##### Available records #####
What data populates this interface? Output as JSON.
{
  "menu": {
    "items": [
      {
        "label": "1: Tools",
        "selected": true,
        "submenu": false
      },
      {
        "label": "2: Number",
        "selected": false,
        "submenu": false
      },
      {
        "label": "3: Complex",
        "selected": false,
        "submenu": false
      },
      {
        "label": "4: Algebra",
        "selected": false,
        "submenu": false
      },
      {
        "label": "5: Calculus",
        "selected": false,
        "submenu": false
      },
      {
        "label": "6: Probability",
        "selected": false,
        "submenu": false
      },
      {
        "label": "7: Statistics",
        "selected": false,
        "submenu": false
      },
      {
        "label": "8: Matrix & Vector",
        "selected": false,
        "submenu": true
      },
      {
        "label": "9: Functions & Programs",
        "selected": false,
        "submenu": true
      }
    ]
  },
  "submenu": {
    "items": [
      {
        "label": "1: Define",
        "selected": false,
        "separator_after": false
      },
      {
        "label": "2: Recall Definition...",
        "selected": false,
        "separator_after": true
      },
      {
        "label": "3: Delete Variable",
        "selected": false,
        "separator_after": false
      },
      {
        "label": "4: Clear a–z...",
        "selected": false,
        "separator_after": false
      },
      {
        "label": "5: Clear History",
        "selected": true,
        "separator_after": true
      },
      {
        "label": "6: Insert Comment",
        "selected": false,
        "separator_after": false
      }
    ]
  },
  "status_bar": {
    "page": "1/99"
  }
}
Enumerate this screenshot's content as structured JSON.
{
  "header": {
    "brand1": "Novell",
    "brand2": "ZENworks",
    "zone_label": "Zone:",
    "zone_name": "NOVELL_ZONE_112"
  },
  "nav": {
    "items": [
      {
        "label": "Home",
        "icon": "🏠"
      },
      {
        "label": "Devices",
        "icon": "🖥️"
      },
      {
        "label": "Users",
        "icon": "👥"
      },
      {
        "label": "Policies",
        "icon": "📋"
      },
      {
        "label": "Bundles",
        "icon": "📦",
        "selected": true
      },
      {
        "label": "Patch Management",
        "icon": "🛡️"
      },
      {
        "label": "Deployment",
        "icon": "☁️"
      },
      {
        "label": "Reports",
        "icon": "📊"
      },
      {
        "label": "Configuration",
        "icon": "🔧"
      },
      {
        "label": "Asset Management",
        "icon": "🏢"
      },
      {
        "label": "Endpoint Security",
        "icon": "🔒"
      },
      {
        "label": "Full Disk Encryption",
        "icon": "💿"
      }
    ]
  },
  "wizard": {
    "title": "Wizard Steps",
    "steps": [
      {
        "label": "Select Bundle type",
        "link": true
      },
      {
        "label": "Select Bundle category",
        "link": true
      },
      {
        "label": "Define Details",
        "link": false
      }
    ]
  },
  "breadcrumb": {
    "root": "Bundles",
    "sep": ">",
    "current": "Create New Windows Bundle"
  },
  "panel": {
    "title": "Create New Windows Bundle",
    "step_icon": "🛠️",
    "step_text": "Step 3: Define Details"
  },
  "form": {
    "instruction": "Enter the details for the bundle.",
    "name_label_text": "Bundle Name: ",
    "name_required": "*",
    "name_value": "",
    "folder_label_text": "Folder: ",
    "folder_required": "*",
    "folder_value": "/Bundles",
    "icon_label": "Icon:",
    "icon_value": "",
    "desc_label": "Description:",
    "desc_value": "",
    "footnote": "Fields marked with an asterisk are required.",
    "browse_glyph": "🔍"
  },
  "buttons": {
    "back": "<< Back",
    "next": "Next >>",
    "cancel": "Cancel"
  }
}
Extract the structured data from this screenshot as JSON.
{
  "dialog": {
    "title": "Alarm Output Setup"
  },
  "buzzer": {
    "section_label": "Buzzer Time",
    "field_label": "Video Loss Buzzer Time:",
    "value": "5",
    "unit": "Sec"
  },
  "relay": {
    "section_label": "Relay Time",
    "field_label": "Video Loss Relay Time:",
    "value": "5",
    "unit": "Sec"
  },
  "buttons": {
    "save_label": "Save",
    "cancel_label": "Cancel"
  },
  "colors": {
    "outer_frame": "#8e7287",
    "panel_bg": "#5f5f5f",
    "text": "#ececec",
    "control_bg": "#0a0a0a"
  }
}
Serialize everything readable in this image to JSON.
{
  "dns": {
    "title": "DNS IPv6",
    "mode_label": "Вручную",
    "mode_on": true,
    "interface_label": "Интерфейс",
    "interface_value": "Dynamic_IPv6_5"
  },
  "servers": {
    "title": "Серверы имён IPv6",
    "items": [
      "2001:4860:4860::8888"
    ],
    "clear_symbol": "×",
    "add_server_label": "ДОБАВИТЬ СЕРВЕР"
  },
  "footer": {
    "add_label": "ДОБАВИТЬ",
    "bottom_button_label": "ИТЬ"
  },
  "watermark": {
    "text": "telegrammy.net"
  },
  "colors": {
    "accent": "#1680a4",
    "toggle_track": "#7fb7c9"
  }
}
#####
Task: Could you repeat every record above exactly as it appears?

Result of this exercise:
What data populates this interface? Output as JSON.
{
  "menu": {
    "items": [
      {
        "label": "1: Tools",
        "selected": true,
        "submenu": false
      },
      {
        "label": "2: Number",
        "selected": false,
        "submenu": false
      },
      {
        "label": "3: Complex",
        "selected": false,
        "submenu": false
      },
      {
        "label": "4: Algebra",
        "selected": false,
        "submenu": false
      },
      {
        "label": "5: Calculus",
        "selected": false,
        "submenu": false
      },
      {
        "label": "6: Probability",
        "selected": false,
        "submenu": false
      },
      {
        "label": "7: Statistics",
        "selected": false,
        "submenu": false
      },
      {
        "label": "8: Matrix & Vector",
        "selected": false,
        "submenu": true
      },
      {
        "label": "9: Functions & Programs",
        "selected": false,
        "submenu": true
      }
    ]
  },
  "submenu": {
    "items": [
      {
        "label": "1: Define",
        "selected": false,
        "separator_after": false
      },
      {
        "label": "2: Recall Definition...",
        "selected": false,
        "separator_after": true
      },
      {
        "label": "3: Delete Variable",
        "selected": false,
        "separator_after": false
      },
      {
        "label": "4: Clear a–z...",
        "selected": false,
        "separator_after": false
      },
      {
        "label": "5: Clear History",
        "selected": true,
        "separator_after": true
      },
      {
        "label": "6: Insert Comment",
        "selected": false,
        "separator_after": false
      }
    ]
  },
  "status_bar": {
    "page": "1/99"
  }
}
Enumerate this screenshot's content as structured JSON.
{
  "header": {
    "brand1": "Novell",
    "brand2": "ZENworks",
    "zone_label": "Zone:",
    "zone_name": "NOVELL_ZONE_112"
  },
  "nav": {
    "items": [
      {
        "label": "Home",
        "icon": "🏠"
      },
      {
        "label": "Devices",
        "icon": "🖥️"
      },
      {
        "label": "Users",
        "icon": "👥"
      },
      {
        "label": "Policies",
        "icon": "📋"
      },
      {
        "label": "Bundles",
        "icon": "📦",
        "selected": true
      },
      {
        "label": "Patch Management",
        "icon": "🛡️"
      },
      {
        "label": "Deployment",
        "icon": "☁️"
      },
      {
        "label": "Reports",
        "icon": "📊"
      },
      {
        "label": "Configuration",
        "icon": "🔧"
      },
      {
        "label": "Asset Management",
        "icon": "🏢"
      },
      {
        "label": "Endpoint Security",
        "icon": "🔒"
      },
      {
        "label": "Full Disk Encryption",
        "icon": "💿"
      }
    ]
  },
  "wizard": {
    "title": "Wizard Steps",
    "steps": [
      {
        "label": "Select Bundle type",
        "link": true
      },
      {
        "label": "Select Bundle category",
        "link": true
      },
      {
        "label": "Define Details",
        "link": false
      }
    ]
  },
  "breadcrumb": {
    "root": "Bundles",
    "sep": ">",
    "current": "Create New Windows Bundle"
  },
  "panel": {
    "title": "Create New Windows Bundle",
    "step_icon": "🛠️",
    "step_text": "Step 3: Define Details"
  },
  "form": {
    "instruction": "Enter the details for the bundle.",
    "name_label_text": "Bundle Name: ",
    "name_required": "*",
    "name_value": "",
    "folder_label_text": "Folder: ",
    "folder_required": "*",
    "folder_value": "/Bundles",
    "icon_label": "Icon:",
    "icon_value": "",
    "desc_label": "Description:",
    "desc_value": "",
    "footnote": "Fields marked with an asterisk are required.",
    "browse_glyph": "🔍"
  },
  "buttons": {
    "back": "<< Back",
    "next": "Next >>",
    "cancel": "Cancel"
  }
}
Extract the structured data from this screenshot as JSON.
{
  "dialog": {
    "title": "Alarm Output Setup"
  },
  "buzzer": {
    "section_label": "Buzzer Time",
    "field_label": "Video Loss Buzzer Time:",
    "value": "5",
    "unit": "Sec"
  },
  "relay": {
    "section_label": "Relay Time",
    "field_label": "Video Loss Relay Time:",
    "value": "5",
    "unit": "Sec"
  },
  "buttons": {
    "save_label": "Save",
    "cancel_label": "Cancel"
  },
  "colors": {
    "outer_frame": "#8e7287",
    "panel_bg": "#5f5f5f",
    "text": "#ececec",
    "control_bg": "#0a0a0a"
  }
}
Serialize everything readable in this image to JSON.
{
  "dns": {
    "title": "DNS IPv6",
    "mode_label": "Вручную",
    "mode_on": true,
    "interface_label": "Интерфейс",
    "interface_value": "Dynamic_IPv6_5"
  },
  "servers": {
    "title": "Серверы имён IPv6",
    "items": [
      "2001:4860:4860::8888"
    ],
    "clear_symbol": "×",
    "add_server_label": "ДОБАВИТЬ СЕРВЕР"
  },
  "footer": {
    "add_label": "ДОБАВИТЬ",
    "bottom_button_label": "ИТЬ"
  },
  "watermark": {
    "text": "telegrammy.net"
  },
  "colors": {
    "accent": "#1680a4",
    "toggle_track": "#7fb7c9"
  }
}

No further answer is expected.